Problem to solve
Look through the entries below, please, and copy every line with the word "caption".

Data extract
════
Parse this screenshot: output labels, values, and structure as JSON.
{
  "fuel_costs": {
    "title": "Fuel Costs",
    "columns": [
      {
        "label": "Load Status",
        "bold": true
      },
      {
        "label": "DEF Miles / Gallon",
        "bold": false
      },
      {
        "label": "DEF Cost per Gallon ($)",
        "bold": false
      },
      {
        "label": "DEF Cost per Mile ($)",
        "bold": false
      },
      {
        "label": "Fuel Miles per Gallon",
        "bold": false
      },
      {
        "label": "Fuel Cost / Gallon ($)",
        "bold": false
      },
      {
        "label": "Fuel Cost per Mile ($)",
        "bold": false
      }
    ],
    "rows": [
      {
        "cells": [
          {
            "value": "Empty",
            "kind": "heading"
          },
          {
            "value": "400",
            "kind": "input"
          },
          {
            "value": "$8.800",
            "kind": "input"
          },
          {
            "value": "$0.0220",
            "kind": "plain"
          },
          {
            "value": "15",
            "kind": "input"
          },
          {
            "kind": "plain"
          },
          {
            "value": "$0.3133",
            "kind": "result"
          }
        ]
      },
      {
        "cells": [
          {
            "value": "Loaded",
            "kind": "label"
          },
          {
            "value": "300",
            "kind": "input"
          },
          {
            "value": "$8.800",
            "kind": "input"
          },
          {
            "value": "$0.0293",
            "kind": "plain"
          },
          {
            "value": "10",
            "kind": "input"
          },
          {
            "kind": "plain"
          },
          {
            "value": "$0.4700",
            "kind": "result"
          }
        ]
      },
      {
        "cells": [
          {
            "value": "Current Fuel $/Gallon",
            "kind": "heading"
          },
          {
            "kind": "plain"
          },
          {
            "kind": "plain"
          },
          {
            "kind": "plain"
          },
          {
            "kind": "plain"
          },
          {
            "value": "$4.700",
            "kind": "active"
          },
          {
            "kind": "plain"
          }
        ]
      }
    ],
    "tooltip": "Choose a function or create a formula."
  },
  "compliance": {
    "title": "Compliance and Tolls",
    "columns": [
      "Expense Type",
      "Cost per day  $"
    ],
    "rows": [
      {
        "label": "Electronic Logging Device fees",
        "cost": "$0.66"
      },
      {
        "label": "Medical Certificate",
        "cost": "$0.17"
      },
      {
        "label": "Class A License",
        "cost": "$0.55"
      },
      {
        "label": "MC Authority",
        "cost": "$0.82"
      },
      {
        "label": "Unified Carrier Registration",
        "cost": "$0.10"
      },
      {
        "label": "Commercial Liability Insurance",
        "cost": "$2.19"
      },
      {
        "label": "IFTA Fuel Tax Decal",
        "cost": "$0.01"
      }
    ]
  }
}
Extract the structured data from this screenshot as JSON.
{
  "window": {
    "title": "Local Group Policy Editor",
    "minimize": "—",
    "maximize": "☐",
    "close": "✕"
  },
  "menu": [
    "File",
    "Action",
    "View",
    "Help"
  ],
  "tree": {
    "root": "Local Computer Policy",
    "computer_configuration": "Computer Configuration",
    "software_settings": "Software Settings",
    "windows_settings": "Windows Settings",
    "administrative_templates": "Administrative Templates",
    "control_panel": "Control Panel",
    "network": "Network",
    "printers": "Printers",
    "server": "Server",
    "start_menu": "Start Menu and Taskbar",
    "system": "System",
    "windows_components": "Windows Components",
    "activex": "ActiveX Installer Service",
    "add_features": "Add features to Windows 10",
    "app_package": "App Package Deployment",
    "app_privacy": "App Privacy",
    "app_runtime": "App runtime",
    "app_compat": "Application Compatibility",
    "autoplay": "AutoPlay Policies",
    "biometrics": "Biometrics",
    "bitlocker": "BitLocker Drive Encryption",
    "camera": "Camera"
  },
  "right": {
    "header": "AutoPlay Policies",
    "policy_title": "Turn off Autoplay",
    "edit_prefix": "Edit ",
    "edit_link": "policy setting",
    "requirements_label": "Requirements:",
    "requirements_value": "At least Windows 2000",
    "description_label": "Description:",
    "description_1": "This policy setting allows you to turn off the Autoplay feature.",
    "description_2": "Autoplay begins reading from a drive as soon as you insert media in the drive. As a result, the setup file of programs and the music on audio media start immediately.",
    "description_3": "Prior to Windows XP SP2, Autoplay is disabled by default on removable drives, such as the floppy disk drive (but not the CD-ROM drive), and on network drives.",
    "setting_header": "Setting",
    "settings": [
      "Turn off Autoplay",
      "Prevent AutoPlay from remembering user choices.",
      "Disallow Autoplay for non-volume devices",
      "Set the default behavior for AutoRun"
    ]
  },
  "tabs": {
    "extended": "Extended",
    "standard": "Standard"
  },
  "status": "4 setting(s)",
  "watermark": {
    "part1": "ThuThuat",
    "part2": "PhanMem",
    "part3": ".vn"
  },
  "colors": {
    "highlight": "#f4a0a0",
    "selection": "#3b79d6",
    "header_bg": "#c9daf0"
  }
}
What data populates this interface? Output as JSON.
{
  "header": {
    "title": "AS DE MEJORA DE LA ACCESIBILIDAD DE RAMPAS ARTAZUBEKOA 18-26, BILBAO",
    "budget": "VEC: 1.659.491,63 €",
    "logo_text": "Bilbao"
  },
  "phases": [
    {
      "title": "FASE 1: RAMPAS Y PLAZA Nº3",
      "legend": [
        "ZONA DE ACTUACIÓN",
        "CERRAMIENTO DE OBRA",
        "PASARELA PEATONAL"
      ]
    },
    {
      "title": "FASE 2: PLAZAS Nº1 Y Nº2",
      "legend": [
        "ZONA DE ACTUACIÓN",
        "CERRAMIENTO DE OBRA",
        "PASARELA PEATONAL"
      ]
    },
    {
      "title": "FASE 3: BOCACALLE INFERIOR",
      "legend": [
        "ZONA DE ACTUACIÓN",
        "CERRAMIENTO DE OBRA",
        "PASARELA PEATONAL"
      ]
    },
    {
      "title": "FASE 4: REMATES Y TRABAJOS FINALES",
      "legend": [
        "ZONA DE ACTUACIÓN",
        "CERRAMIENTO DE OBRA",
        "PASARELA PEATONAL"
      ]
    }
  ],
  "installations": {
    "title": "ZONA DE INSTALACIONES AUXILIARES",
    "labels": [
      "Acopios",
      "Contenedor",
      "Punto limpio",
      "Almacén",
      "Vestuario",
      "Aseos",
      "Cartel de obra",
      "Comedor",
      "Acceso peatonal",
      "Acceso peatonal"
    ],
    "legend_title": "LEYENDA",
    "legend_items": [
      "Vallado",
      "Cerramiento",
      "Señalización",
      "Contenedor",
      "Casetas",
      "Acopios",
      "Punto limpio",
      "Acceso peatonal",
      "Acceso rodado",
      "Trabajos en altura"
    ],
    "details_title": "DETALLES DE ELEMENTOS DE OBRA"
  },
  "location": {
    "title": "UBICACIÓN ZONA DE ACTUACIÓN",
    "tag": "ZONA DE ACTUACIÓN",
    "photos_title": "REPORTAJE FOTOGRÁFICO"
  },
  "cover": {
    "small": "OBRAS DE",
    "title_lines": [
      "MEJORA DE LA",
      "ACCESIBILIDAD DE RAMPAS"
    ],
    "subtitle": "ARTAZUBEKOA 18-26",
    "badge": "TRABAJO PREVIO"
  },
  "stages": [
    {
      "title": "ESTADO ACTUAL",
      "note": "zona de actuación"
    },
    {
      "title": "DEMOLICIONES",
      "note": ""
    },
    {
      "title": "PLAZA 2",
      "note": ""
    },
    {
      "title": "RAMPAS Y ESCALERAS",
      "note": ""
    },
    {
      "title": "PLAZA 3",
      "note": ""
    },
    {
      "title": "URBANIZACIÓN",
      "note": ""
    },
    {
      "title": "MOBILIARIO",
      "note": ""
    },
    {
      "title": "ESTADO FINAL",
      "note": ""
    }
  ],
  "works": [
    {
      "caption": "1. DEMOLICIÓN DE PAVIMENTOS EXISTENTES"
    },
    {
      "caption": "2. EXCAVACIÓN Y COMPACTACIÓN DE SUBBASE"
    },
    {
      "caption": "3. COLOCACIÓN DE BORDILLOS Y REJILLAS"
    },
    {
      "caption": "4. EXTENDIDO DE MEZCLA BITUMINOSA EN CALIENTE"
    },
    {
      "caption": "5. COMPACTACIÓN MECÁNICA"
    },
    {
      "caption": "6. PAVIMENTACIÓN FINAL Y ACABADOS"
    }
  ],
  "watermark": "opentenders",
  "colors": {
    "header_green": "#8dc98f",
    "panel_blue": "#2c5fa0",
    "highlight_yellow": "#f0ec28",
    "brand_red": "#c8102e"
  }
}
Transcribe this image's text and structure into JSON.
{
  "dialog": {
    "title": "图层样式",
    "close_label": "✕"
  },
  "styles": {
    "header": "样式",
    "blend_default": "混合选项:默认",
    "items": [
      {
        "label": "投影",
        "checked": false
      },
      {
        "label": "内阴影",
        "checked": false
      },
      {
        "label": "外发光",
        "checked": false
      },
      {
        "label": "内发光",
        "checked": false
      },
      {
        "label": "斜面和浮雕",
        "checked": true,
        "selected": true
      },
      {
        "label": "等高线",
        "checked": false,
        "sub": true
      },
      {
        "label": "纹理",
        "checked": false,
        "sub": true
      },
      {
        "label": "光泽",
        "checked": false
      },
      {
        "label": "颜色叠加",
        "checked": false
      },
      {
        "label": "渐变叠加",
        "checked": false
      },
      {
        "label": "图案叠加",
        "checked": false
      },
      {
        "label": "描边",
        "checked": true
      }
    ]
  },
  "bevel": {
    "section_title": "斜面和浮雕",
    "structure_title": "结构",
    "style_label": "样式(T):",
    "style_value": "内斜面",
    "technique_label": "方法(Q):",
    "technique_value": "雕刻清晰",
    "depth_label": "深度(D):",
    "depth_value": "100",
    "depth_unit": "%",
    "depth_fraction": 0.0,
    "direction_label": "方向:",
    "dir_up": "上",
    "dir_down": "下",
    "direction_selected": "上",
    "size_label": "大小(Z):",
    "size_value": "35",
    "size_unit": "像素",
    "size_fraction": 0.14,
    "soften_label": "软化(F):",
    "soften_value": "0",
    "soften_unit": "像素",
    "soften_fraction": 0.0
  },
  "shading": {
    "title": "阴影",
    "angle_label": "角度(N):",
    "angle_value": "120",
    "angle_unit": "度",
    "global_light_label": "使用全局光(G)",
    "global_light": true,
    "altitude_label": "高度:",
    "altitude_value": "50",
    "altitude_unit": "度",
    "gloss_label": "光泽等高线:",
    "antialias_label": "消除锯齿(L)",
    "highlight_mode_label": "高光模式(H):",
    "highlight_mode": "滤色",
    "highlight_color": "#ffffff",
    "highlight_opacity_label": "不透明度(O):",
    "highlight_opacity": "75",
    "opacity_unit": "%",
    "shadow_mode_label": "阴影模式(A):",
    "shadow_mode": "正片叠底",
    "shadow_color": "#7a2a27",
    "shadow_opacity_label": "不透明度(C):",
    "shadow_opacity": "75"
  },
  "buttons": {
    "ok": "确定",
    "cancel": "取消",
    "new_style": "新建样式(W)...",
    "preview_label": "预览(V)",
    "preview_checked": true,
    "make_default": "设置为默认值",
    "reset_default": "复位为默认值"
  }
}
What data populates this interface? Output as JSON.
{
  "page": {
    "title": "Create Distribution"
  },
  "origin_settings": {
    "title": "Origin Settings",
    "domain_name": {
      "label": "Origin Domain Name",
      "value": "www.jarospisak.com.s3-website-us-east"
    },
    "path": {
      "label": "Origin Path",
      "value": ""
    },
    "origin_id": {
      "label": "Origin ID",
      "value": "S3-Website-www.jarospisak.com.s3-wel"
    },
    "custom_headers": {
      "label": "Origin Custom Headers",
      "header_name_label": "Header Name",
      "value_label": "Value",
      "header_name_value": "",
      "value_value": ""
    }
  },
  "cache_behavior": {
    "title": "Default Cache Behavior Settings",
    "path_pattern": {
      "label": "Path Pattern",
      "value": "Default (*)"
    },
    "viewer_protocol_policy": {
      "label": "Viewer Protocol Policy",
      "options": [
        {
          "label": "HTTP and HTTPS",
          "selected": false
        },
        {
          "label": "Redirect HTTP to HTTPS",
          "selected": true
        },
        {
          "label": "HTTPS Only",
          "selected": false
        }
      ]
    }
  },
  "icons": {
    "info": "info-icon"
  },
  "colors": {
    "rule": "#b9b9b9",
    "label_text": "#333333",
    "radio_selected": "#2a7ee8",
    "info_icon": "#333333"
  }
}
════
Exercise result
      "caption": "1. DEMOLICIÓN DE PAVIMENTOS EXISTENTES"
      "caption": "2. EXCAVACIÓN Y COMPACTACIÓN DE SUBBASE"
      "caption": "3. COLOCACIÓN DE BORDILLOS Y REJILLAS"
      "caption": "4. EXTENDIDO DE MEZCLA BITUMINOSA EN CALIENTE"
      "caption": "5. COMPACTACIÓN MECÁNICA"
      "caption": "6. PAVIMENTACIÓN FINAL Y ACABADOS"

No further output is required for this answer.